Certainly one of the most striking indie debuts of the year, JO Sung-hee 조성희's graduation film for the Korean Academy of Film Arts has two qualities which are often sorely missing in the field: a strong idea developed in a cinematic way and a sense that the budget is not limiting its execution. Part apocalypse, part horror, part mystery movie, End of Animal 짐승의 끝 (2010) starts with a bang, pretty much sustains its mood throughout, and also manages to reference other stranded-among-weird-locals genre movies while remaining intensely Korean in its characters and relationships. It's a first feature that fulfils all the promise shown in Jo's 43-minute short Don't Step Out of the House 남매의 집 (2008) — the third segment of Nice Shorts (2009) — in which two children are menaced by strangers in the basement of a house.
The atmosphere of threat which permeates the movie is established straightaway in the powerful first 10 minutes: a young woman in a taxi in the country, a man in a baseball hat (whose face is never clearly seen) hitching a ride and behaving in an dominating manner, and his countdown to a blinding flash of light that causes a total power outage and knocks out the girl and the driver. Throughout, the film plays on the aggression that lies just below the formal surface and linguistic politesse of South Korean society, especially in a remarkable scene where a stranded older woman demands the girl lends her her shoes, coat and bag before setting out to find a friend. The film thankfully never resorts to the extreme physical violence that's become such a depressing feature of recent South Korean cinema, but as the heavily pregnant girl — played with a mixture of deference and stubbornness by LEE Min-ji 이민지 — suffers one after another humiliation the movie is all the more powerful for its relative restraint.

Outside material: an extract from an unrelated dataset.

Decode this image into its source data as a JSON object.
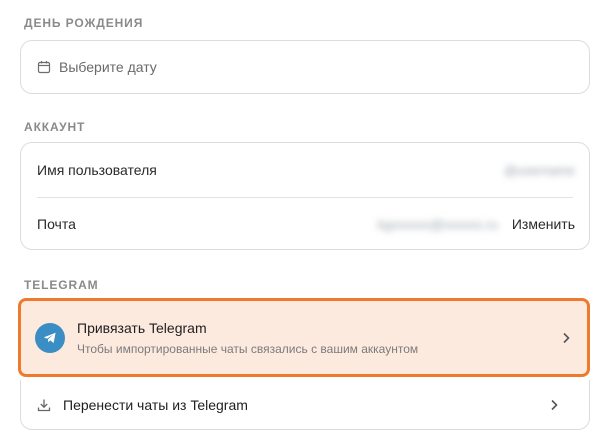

Jo largely manages the difficult balancing act of keeping his audience in the dark without explaining much, though the film would benefit from some trimming in its middle and later stages to a tighter 90 minutes. The resolution — which includes a neat flashback — still leaves the story unexplained on a concrete level, though its religious parallels are clearly there for the taking. Whether it actually amounts to very much at the end of the day, and whether it could also have been done equally well as a short, is more debatable; but as an offbeat genre movie it certainly provides a gripping ride on first viewing.

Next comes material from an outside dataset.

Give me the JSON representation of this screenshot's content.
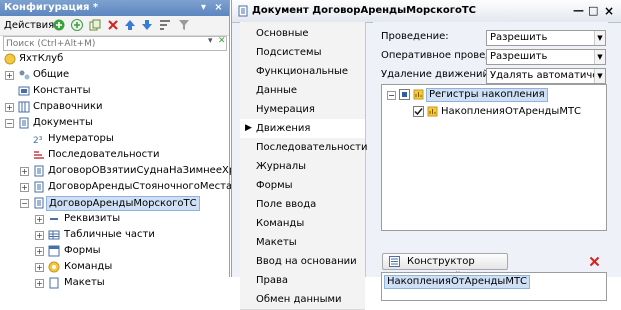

The HD photography makes good use of the wintry, colourless locations and encourages the sense of apocalypse, of total social breakdown. Baleful moans on the soundtrack, like a wounded bear or hell's gate opening, economically establish a feeling that there's more out there than the audience is ever going to be allowed to see. In short, Jo's film proves that money need never be a limitation if the ideas are there. His next step as a director will be interesting to see.